- _Material for the task_
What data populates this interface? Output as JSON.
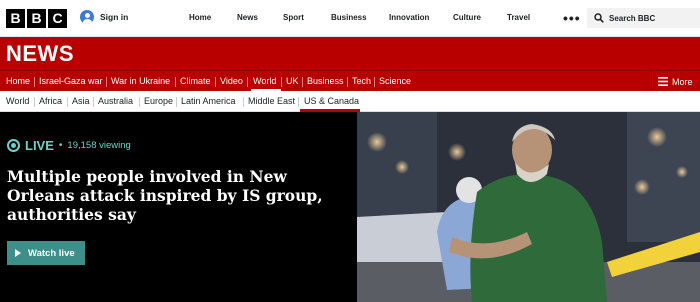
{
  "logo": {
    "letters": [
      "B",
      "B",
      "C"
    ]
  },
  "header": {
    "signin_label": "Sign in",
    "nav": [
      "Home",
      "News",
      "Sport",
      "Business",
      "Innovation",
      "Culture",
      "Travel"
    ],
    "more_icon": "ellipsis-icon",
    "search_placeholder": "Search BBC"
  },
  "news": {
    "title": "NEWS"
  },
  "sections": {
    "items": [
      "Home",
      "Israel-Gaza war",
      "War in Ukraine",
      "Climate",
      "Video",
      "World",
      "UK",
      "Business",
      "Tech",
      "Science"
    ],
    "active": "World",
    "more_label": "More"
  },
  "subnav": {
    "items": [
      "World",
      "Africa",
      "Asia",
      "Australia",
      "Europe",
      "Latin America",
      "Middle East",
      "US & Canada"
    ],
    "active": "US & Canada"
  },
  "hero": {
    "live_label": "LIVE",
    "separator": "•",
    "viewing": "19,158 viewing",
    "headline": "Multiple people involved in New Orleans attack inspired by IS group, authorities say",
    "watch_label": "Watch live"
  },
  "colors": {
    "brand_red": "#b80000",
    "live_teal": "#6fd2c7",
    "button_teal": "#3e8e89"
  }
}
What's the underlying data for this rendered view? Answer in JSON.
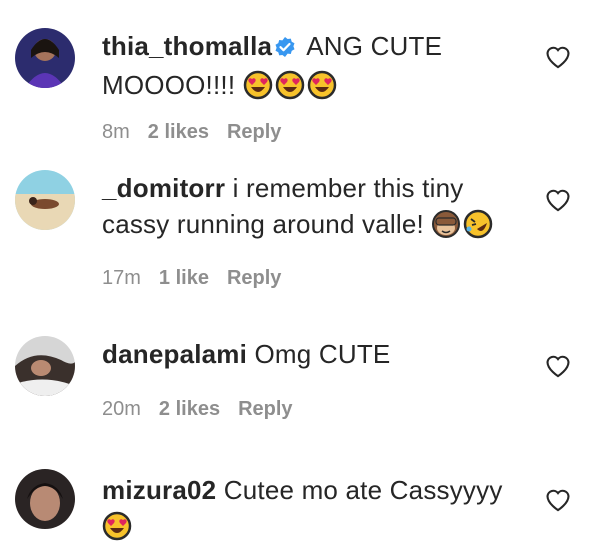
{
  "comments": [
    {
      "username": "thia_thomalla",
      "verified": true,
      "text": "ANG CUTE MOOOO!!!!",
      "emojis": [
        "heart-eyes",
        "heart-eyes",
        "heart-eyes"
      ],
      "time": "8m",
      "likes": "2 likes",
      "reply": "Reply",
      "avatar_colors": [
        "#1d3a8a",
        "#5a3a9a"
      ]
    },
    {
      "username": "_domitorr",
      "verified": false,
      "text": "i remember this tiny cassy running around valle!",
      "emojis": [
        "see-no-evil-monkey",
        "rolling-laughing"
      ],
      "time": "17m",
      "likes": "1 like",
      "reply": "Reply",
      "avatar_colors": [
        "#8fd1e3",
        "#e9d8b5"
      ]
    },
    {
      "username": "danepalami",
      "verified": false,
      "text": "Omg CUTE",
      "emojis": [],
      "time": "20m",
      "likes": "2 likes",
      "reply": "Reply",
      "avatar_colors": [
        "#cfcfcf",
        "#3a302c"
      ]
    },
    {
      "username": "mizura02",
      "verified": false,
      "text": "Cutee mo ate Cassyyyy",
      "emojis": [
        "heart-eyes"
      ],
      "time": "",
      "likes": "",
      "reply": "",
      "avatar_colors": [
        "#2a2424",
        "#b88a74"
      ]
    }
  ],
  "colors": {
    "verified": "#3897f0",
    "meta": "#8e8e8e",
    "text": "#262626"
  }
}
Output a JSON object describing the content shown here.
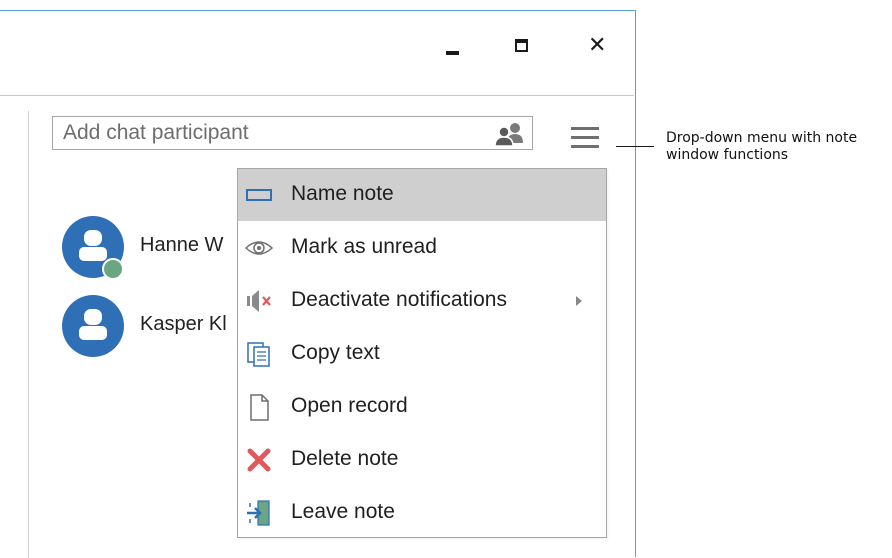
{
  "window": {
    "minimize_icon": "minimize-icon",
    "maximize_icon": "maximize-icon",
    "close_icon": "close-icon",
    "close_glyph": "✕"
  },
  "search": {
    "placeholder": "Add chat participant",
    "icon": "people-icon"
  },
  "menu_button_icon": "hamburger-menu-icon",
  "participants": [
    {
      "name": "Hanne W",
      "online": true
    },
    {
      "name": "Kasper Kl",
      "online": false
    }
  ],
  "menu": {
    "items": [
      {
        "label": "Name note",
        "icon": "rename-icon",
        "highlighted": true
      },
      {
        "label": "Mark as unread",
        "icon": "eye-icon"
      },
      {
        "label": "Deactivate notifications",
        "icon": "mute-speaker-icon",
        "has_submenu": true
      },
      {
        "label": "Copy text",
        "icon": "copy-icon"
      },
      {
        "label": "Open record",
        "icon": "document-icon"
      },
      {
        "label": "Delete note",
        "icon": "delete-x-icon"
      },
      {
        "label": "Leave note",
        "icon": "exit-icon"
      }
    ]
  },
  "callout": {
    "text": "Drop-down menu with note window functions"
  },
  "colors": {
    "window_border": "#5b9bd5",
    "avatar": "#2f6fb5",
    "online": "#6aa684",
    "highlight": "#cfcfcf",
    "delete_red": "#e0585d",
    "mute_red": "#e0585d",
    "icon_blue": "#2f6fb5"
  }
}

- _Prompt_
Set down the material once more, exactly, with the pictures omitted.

- _Solution for this exercise_
What data populates this interface? Output as JSON.
{
  "logo": {
    "letters": [
      "B",
      "B",
      "C"
    ]
  },
  "header": {
    "signin_label": "Sign in",
    "nav": [
      "Home",
      "News",
      "Sport",
      "Business",
      "Innovation",
      "Culture",
      "Travel"
    ],
    "more_icon": "ellipsis-icon",
    "search_placeholder": "Search BBC"
  },
  "news": {
    "title": "NEWS"
  },
  "sections": {
    "items": [
      "Home",
      "Israel-Gaza war",
      "War in Ukraine",
      "Climate",
      "Video",
      "World",
      "UK",
      "Business",
      "Tech",
      "Science"
    ],
    "active": "World",
    "more_label": "More"
  },
  "subnav": {
    "items": [
      "World",
      "Africa",
      "Asia",
      "Australia",
      "Europe",
      "Latin America",
      "Middle East",
      "US & Canada"
    ],
    "active": "US & Canada"
  },
  "hero": {
    "live_label": "LIVE",
    "separator": "•",
    "viewing": "19,158 viewing",
    "headline": "Multiple people involved in New Orleans attack inspired by IS group, authorities say",
    "watch_label": "Watch live"
  },
  "colors": {
    "brand_red": "#b80000",
    "live_teal": "#6fd2c7",
    "button_teal": "#3e8e89"
  }
}
What's the underlying data for this rendered view? Answer in JSON.
{
  "comments": [
    {
      "username": "thia_thomalla",
      "verified": true,
      "text": "ANG CUTE MOOOO!!!!",
      "emojis": [
        "heart-eyes",
        "heart-eyes",
        "heart-eyes"
      ],
      "time": "8m",
      "likes": "2 likes",
      "reply": "Reply",
      "avatar_colors": [
        "#1d3a8a",
        "#5a3a9a"
      ]
    },
    {
      "username": "_domitorr",
      "verified": false,
      "text": "i remember this tiny cassy running around valle!",
      "emojis": [
        "see-no-evil-monkey",
        "rolling-laughing"
      ],
      "time": "17m",
      "likes": "1 like",
      "reply": "Reply",
      "avatar_colors": [
        "#8fd1e3",
        "#e9d8b5"
      ]
    },
    {
      "username": "danepalami",
      "verified": false,
      "text": "Omg CUTE",
      "emojis": [],
      "time": "20m",
      "likes": "2 likes",
      "reply": "Reply",
      "avatar_colors": [
        "#cfcfcf",
        "#3a302c"
      ]
    },
    {
      "username": "mizura02",
      "verified": false,
      "text": "Cutee mo ate Cassyyyy",
      "emojis": [
        "heart-eyes"
      ],
      "time": "",
      "likes": "",
      "reply": "",
      "avatar_colors": [
        "#2a2424",
        "#b88a74"
      ]
    }
  ],
  "colors": {
    "verified": "#3897f0",
    "meta": "#8e8e8e",
    "text": "#262626"
  }
}
Output a JSON object describing the content shown here.
{
  "window": {
    "minimize_icon": "minimize-icon",
    "maximize_icon": "maximize-icon",
    "close_icon": "close-icon",
    "close_glyph": "✕"
  },
  "search": {
    "placeholder": "Add chat participant",
    "icon": "people-icon"
  },
  "menu_button_icon": "hamburger-menu-icon",
  "participants": [
    {
      "name": "Hanne W",
      "online": true
    },
    {
      "name": "Kasper Kl",
      "online": false
    }
  ],
  "menu": {
    "items": [
      {
        "label": "Name note",
        "icon": "rename-icon",
        "highlighted": true
      },
      {
        "label": "Mark as unread",
        "icon": "eye-icon"
      },
      {
        "label": "Deactivate notifications",
        "icon": "mute-speaker-icon",
        "has_submenu": true
      },
      {
        "label": "Copy text",
        "icon": "copy-icon"
      },
      {
        "label": "Open record",
        "icon": "document-icon"
      },
      {
        "label": "Delete note",
        "icon": "delete-x-icon"
      },
      {
        "label": "Leave note",
        "icon": "exit-icon"
      }
    ]
  },
  "callout": {
    "text": "Drop-down menu with note window functions"
  },
  "colors": {
    "window_border": "#5b9bd5",
    "avatar": "#2f6fb5",
    "online": "#6aa684",
    "highlight": "#cfcfcf",
    "delete_red": "#e0585d",
    "mute_red": "#e0585d",
    "icon_blue": "#2f6fb5"
  }
}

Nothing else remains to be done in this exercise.